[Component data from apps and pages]
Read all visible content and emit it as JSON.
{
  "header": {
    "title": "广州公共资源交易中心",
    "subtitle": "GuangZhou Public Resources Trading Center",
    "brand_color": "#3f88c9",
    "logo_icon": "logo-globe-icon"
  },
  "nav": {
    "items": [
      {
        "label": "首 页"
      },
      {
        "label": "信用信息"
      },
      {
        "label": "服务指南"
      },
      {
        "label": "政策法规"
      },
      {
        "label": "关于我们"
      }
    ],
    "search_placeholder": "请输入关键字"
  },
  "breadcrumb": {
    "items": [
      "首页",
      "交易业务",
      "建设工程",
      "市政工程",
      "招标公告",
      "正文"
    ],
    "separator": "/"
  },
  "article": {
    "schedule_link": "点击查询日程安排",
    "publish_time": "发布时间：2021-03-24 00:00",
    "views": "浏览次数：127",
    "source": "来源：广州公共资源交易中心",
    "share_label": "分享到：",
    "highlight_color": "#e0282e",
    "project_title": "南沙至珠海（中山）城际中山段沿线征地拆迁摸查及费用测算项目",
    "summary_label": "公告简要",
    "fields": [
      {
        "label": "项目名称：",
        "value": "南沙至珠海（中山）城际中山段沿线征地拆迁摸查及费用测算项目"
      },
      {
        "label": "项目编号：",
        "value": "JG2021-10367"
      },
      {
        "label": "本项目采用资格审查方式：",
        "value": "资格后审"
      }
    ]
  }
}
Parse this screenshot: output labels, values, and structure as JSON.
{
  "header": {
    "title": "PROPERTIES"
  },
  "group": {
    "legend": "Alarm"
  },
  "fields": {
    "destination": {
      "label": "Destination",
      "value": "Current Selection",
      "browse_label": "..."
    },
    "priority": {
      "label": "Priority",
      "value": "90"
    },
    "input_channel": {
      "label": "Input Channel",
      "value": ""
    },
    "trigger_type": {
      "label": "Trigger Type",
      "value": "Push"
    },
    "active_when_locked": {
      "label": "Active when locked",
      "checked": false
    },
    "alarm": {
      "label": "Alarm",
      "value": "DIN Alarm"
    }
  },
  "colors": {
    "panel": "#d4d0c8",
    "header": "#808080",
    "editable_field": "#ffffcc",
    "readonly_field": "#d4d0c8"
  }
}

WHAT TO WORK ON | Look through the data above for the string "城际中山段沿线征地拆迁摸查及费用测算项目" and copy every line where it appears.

RESPONSE BELOW |
    "project_title": "南沙至珠海（中山）城际中山段沿线征地拆迁摸查及费用测算项目",
        "value": "南沙至珠海（中山）城际中山段沿线征地拆迁摸查及费用测算项目"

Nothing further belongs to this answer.